I hugged them all goodbye, feeling like I had yet another New Zealand family.
With a red bow in my hair I tried hitch hiking to Auckand. It was April 6, the first night of Passover. I was reminded of this when a woman looking at my profile on couchsurfing.org (which I joined a few days prior after countless travelers raved about their experiences) and seeing my Hebrew name invited me to a Seder in Auckland.
To everyone who still can't imagine hitchhiking I will share this: I asked the family who initially picked me if they knew any stores along the way where I could buy smething to bring to the Seder. They pulled over at the next convinience store, I hopped out with my purse and they waited for me. I trusted them enough to leave my backpack in the trunk, and by this point it was not because I was naive.

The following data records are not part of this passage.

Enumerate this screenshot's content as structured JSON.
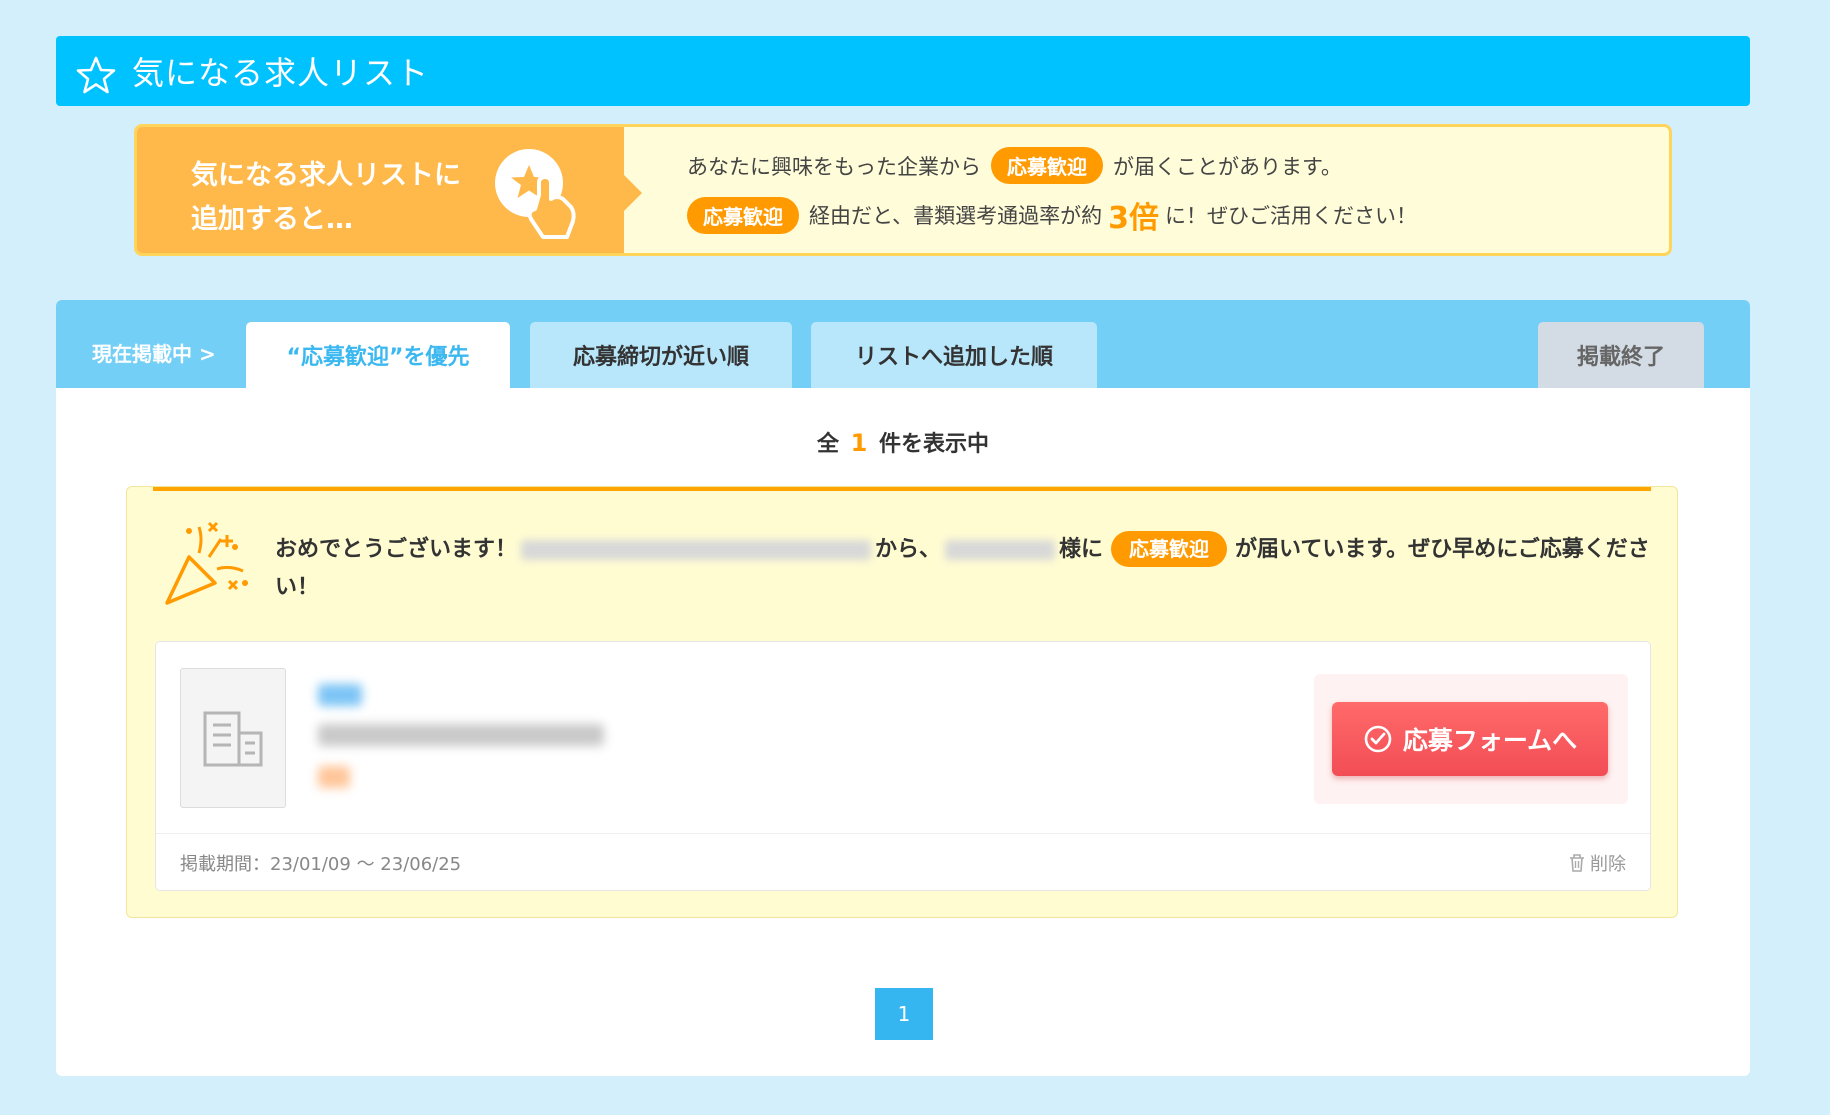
{
  "header": {
    "title": "気になる求人リスト",
    "icon": "star-icon"
  },
  "promo": {
    "left_line1": "気になる求人リストに",
    "left_line2": "追加すると…",
    "row1_text": "あなたに興味をもった企業から",
    "badge": "応募歓迎",
    "row1_suffix": "が届くことがあります。",
    "row2_text": "経由だと、書類選考通過率が約",
    "multiplier": "3倍",
    "row2_suffix": "に！ぜひご活用ください！",
    "accent": "#ff9a00"
  },
  "tabs": {
    "prefix": "現在掲載中 >",
    "items": [
      {
        "label": "“応募歓迎”を優先",
        "active": true
      },
      {
        "label": "応募締切が近い順",
        "active": false
      },
      {
        "label": "リストへ追加した順",
        "active": false
      },
      {
        "label": "掲載終了",
        "active": false
      }
    ]
  },
  "count": {
    "prefix": "全",
    "value": "1",
    "suffix": "件を表示中"
  },
  "notice": {
    "part1": "おめでとうございます！",
    "part2": "から、",
    "part3": "様に",
    "badge": "応募歓迎",
    "part4": "が届いています。ぜひ早めにご応募ください！"
  },
  "job": {
    "apply_label": "応募フォームへ",
    "period": "掲載期間：23/01/09 ～ 23/06/25",
    "delete_label": "削除"
  },
  "pagination": {
    "current": "1"
  }
}
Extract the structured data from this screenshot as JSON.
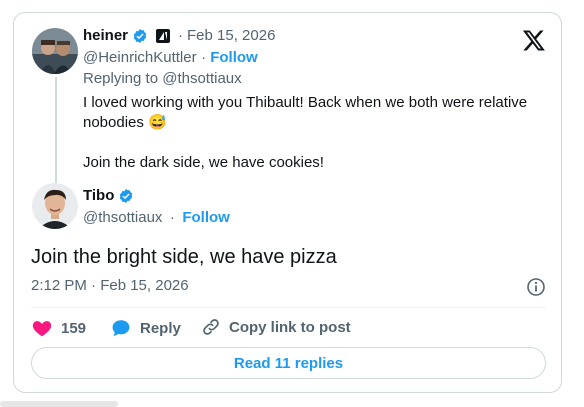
{
  "quoted": {
    "name": "heiner",
    "handle": "@HeinrichKuttler",
    "separator": "·",
    "date": "Feb 15, 2026",
    "follow": "Follow",
    "replying_prefix": "Replying to ",
    "replying_handle": "@thsottiaux",
    "text_line1": "I loved working with you Thibault! Back when we both were relative",
    "text_line2": "nobodies",
    "emoji": "😅",
    "text_line3": "Join the dark side, we have cookies!"
  },
  "main": {
    "name": "Tibo",
    "handle": "@thsottiaux",
    "separator": "·",
    "follow": "Follow",
    "text": "Join the bright side, we have pizza",
    "timestamp": "2:12 PM · Feb 15, 2026"
  },
  "actions": {
    "likes": "159",
    "reply": "Reply",
    "copy_link": "Copy link to post"
  },
  "read_replies": "Read 11 replies",
  "colors": {
    "accent": "#1d9bf0",
    "like": "#f91880",
    "text": "#0f1419",
    "muted": "#536471"
  }
}
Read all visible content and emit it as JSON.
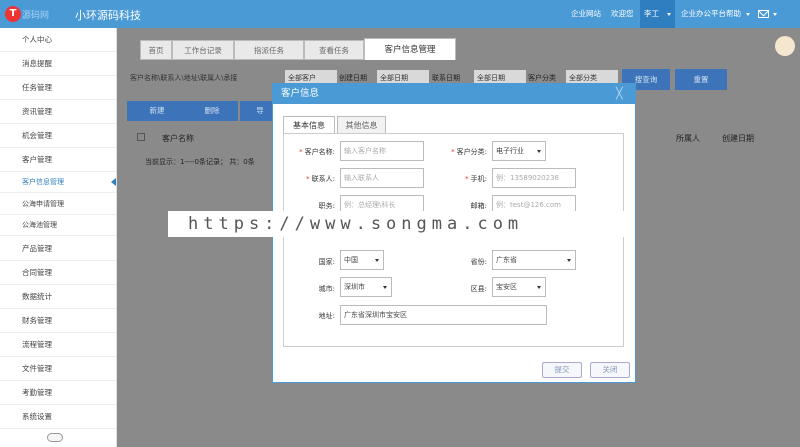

Having told you that, the next thing I did was one of the most stupid things a hitch hiker could do, and I knew it before it happened. A nice, young girl picked me up and said she was not going all the way to Auckland. Of course, I couldn't get a ride standing on the freeway. And April 6th was a public holiday in New Zealand, the friday before Easter, so trains and buses weren't running. After driving around trying to figure out what I should do, she dropped me off at the airport and I took an hour bus ride to the city centre to catch another bus to the woman's house, all the while feeling horrible for being so late to meet my Jewish Auckland host.
While traveling, it is impossible to be the punctual, reliable, focused person I stive to be. I sent Lilach a text to suggest she leave without me to the Seder and poured my worries into my journal. Kindly, she ignored my text and I ended up being the only one who spoke no Hebrew at the Seder. The four Israeli families I met moved to New Zealand for safety, although never stopped talking about when they would go home.
The next day I had my second couchsurfing experience, equally great. A man with a baby met me outside Starbucks and decided he wanted to take a road trip that night. After lunch he gave me the keys to his new apartment in the centre of Auckland and left. I had just met this person and he trusted me like we'd been friends for years!
Listen to the audio blog below to hear Aviva's last days in New Zealand...